Extracted records:

- - - - - - -

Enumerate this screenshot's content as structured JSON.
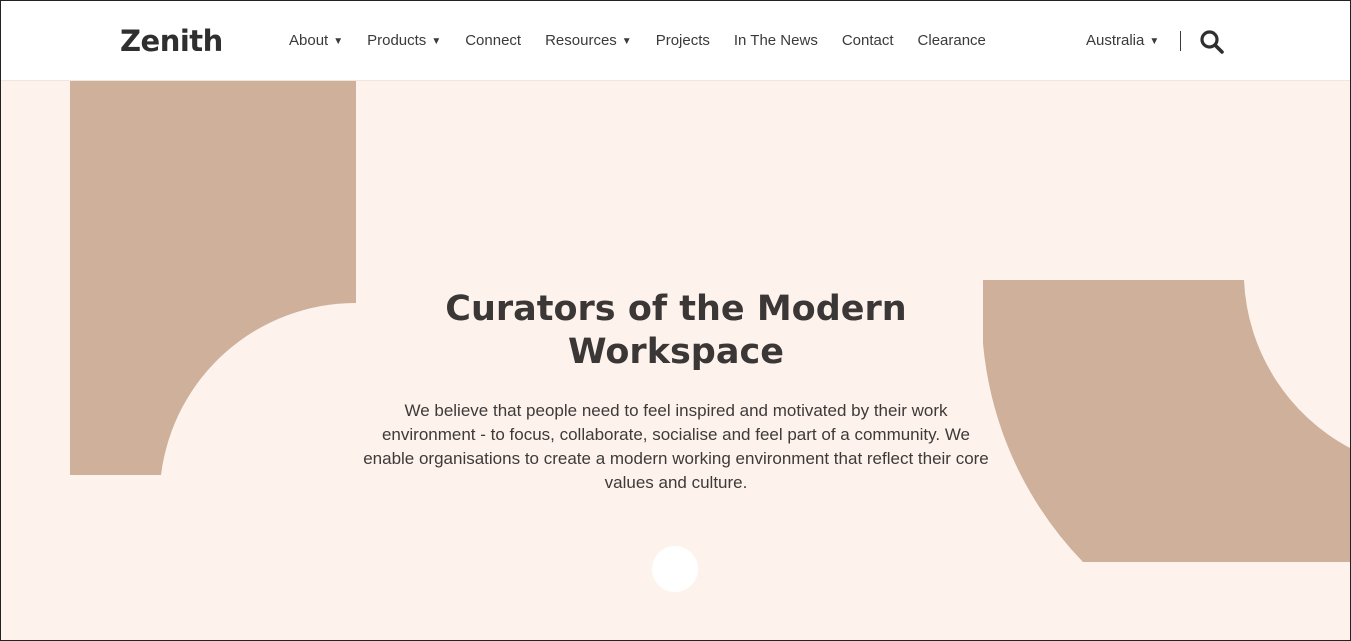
{
  "brand": {
    "logo_text": "Zenith"
  },
  "nav": {
    "items": [
      {
        "label": "About",
        "has_dropdown": true
      },
      {
        "label": "Products",
        "has_dropdown": true
      },
      {
        "label": "Connect",
        "has_dropdown": false
      },
      {
        "label": "Resources",
        "has_dropdown": true
      },
      {
        "label": "Projects",
        "has_dropdown": false
      },
      {
        "label": "In The News",
        "has_dropdown": false
      },
      {
        "label": "Contact",
        "has_dropdown": false
      },
      {
        "label": "Clearance",
        "has_dropdown": false
      }
    ],
    "caret_glyph": "▼"
  },
  "region": {
    "label": "Australia"
  },
  "icons": {
    "search": "search-icon",
    "caret": "caret-down-icon"
  },
  "hero": {
    "title": "Curators of the Modern Workspace",
    "description": "We believe that people need to feel inspired and motivated by their work environment - to focus, collaborate, socialise and feel part of a community. We enable organisations to create a modern working environment that reflect their core values and culture."
  },
  "colors": {
    "background": "#fdf3ec",
    "accent_shape": "#ceb09b",
    "text": "#3a3a3a",
    "header_bg": "#ffffff"
  }
}
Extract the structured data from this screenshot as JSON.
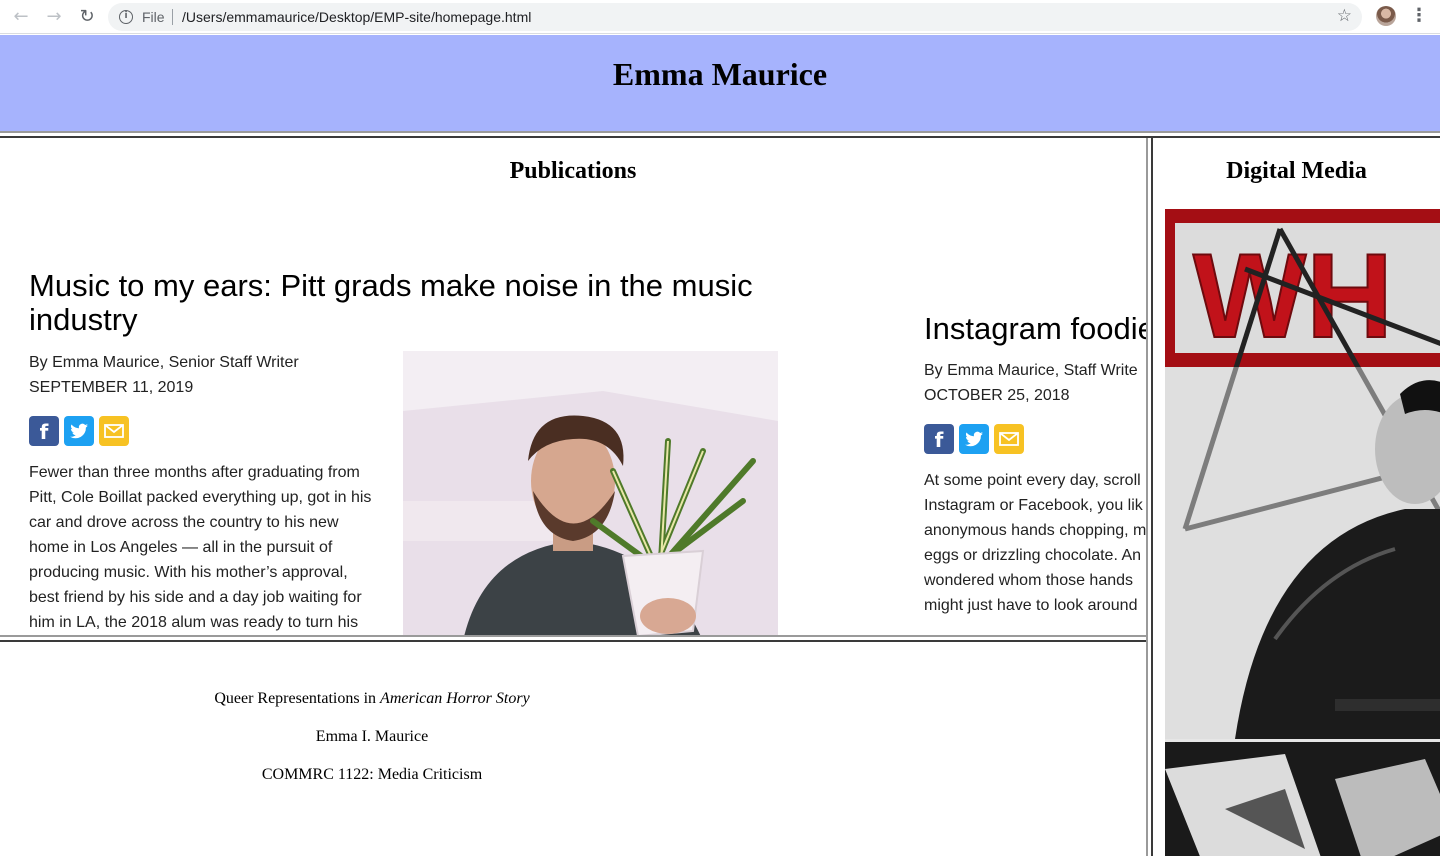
{
  "browser": {
    "scheme": "File",
    "url": "/Users/emmamaurice/Desktop/EMP-site/homepage.html",
    "icons": [
      "back-icon",
      "forward-icon",
      "reload-icon",
      "info-icon",
      "star-icon",
      "profile-avatar",
      "menu-icon"
    ]
  },
  "site": {
    "title": "Emma Maurice",
    "header_color": "#a6b3fd"
  },
  "publications": {
    "heading": "Publications",
    "articles": [
      {
        "title": "Music to my ears: Pitt grads make noise in the music industry",
        "byline": "By Emma Maurice, Senior Staff Writer",
        "date": "SEPTEMBER 11, 2019",
        "body": [
          "Fewer than three months after graduating from",
          "Pitt, Cole Boillat packed everything up, got in his",
          "car and drove across the country to his new",
          "home in Los Angeles — all in the pursuit of",
          "producing music. With his mother’s approval,",
          "best friend by his side and a day job waiting for",
          "him in LA, the 2018 alum was ready to turn his"
        ]
      },
      {
        "title": "Instagram foodie",
        "byline": "By Emma Maurice, Staff Write",
        "date": "OCTOBER 25, 2018",
        "body": [
          "At some point every day, scroll",
          "Instagram or Facebook, you lik",
          "anonymous hands chopping, m",
          "eggs or drizzling chocolate. An",
          "wondered whom those hands",
          "might just have to look around"
        ]
      }
    ],
    "share_icons": [
      "facebook-icon",
      "twitter-icon",
      "email-icon"
    ],
    "share_colors": {
      "facebook": "#3b5998",
      "twitter": "#1da1f2",
      "email": "#f7c223"
    }
  },
  "paper": {
    "title_prefix": "Queer Representations in ",
    "title_italic": "American Horror Story",
    "author": "Emma I. Maurice",
    "course": "COMMRC 1122: Media Criticism"
  },
  "digital_media": {
    "heading": "Digital Media",
    "poster_text": "WH"
  }
}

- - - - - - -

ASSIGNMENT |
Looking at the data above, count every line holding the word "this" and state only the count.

RESPONSE AREA |
2